- [TASK GOAL] Pull out every line of the listing below where "name" appears.
::::::::
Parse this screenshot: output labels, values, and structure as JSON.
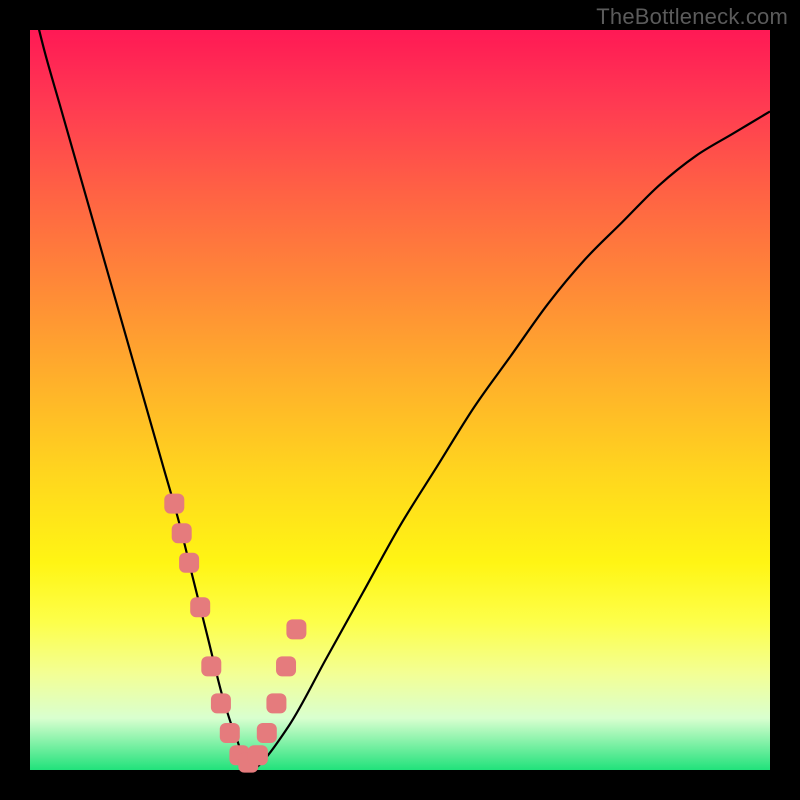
{
  "watermark": "TheBottleneck.com",
  "colors": {
    "frame": "#000000",
    "curve": "#000000",
    "marker_fill": "#e57b7d",
    "marker_stroke": "#c9595e",
    "gradient_top": "#ff1955",
    "gradient_bottom": "#21e27b"
  },
  "chart_data": {
    "type": "line",
    "title": "",
    "xlabel": "",
    "ylabel": "",
    "xlim": [
      0,
      100
    ],
    "ylim": [
      0,
      100
    ],
    "series": [
      {
        "name": "curve",
        "x": [
          0,
          2,
          4,
          6,
          8,
          10,
          12,
          14,
          16,
          18,
          20,
          22,
          24,
          26,
          28,
          30,
          35,
          40,
          45,
          50,
          55,
          60,
          65,
          70,
          75,
          80,
          85,
          90,
          95,
          100
        ],
        "y": [
          105,
          97,
          90,
          83,
          76,
          69,
          62,
          55,
          48,
          41,
          34,
          26,
          18,
          10,
          4,
          0,
          6,
          15,
          24,
          33,
          41,
          49,
          56,
          63,
          69,
          74,
          79,
          83,
          86,
          89
        ]
      }
    ],
    "markers": {
      "name": "highlighted-points",
      "x": [
        19.5,
        20.5,
        21.5,
        23.0,
        24.5,
        25.8,
        27.0,
        28.3,
        29.5,
        30.8,
        32.0,
        33.3,
        34.6,
        36.0
      ],
      "y": [
        36,
        32,
        28,
        22,
        14,
        9,
        5,
        2,
        1,
        2,
        5,
        9,
        14,
        19
      ]
    }
  }
}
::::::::
- [RESPONSE TO THE TASK]
        "name": "curve",
      "name": "highlighted-points",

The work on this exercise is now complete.